A faithful copy of each entry below is expected, with the images removed.

*** Begin section ***

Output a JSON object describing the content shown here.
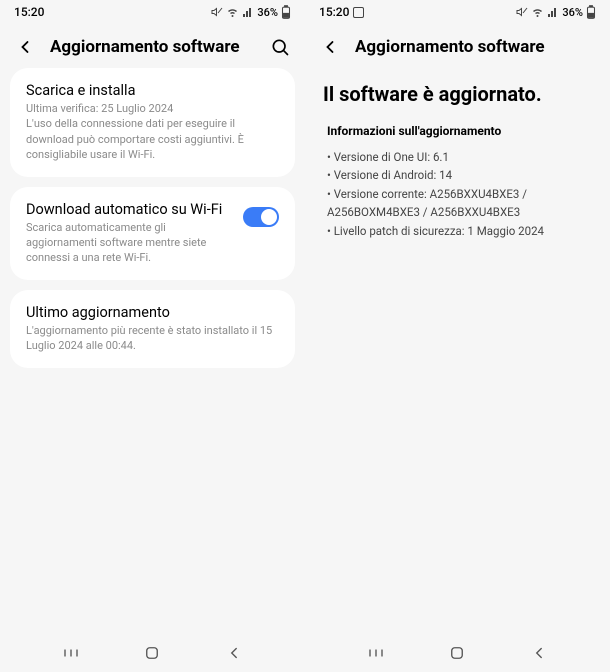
{
  "left": {
    "status": {
      "time": "15:20",
      "battery": "36%"
    },
    "header": {
      "title": "Aggiornamento software"
    },
    "card1": {
      "title": "Scarica e installa",
      "line1": "Ultima verifica: 25 Luglio 2024",
      "line2": "L'uso della connessione dati per eseguire il download può comportare costi aggiuntivi. È consigliabile usare il Wi-Fi."
    },
    "card2": {
      "title": "Download automatico su Wi-Fi",
      "desc": "Scarica automaticamente gli aggiornamenti software mentre siete connessi a una rete Wi-Fi."
    },
    "card3": {
      "title": "Ultimo aggiornamento",
      "desc": "L'aggiornamento più recente è stato installato il 15 Luglio 2024 alle 00:44."
    }
  },
  "right": {
    "status": {
      "time": "15:20",
      "battery": "36%"
    },
    "header": {
      "title": "Aggiornamento software"
    },
    "headline": "Il software è aggiornato.",
    "info_heading": "Informazioni sull'aggiornamento",
    "items": {
      "i1": "Versione di One UI: 6.1",
      "i2": "Versione di Android: 14",
      "i3": "Versione corrente: A256BXXU4BXE3 / A256BOXM4BXE3 / A256BXXU4BXE3",
      "i4": "Livello patch di sicurezza: 1 Maggio 2024"
    }
  }
}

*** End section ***

SOLUTION FOR THIS EXERCISE:
Output a JSON object describing the content shown here.
{
  "left": {
    "status": {
      "time": "15:20",
      "battery": "36%"
    },
    "header": {
      "title": "Aggiornamento software"
    },
    "card1": {
      "title": "Scarica e installa",
      "line1": "Ultima verifica: 25 Luglio 2024",
      "line2": "L'uso della connessione dati per eseguire il download può comportare costi aggiuntivi. È consigliabile usare il Wi-Fi."
    },
    "card2": {
      "title": "Download automatico su Wi-Fi",
      "desc": "Scarica automaticamente gli aggiornamenti software mentre siete connessi a una rete Wi-Fi."
    },
    "card3": {
      "title": "Ultimo aggiornamento",
      "desc": "L'aggiornamento più recente è stato installato il 15 Luglio 2024 alle 00:44."
    }
  },
  "right": {
    "status": {
      "time": "15:20",
      "battery": "36%"
    },
    "header": {
      "title": "Aggiornamento software"
    },
    "headline": "Il software è aggiornato.",
    "info_heading": "Informazioni sull'aggiornamento",
    "items": {
      "i1": "Versione di One UI: 6.1",
      "i2": "Versione di Android: 14",
      "i3": "Versione corrente: A256BXXU4BXE3 / A256BOXM4BXE3 / A256BXXU4BXE3",
      "i4": "Livello patch di sicurezza: 1 Maggio 2024"
    }
  }
}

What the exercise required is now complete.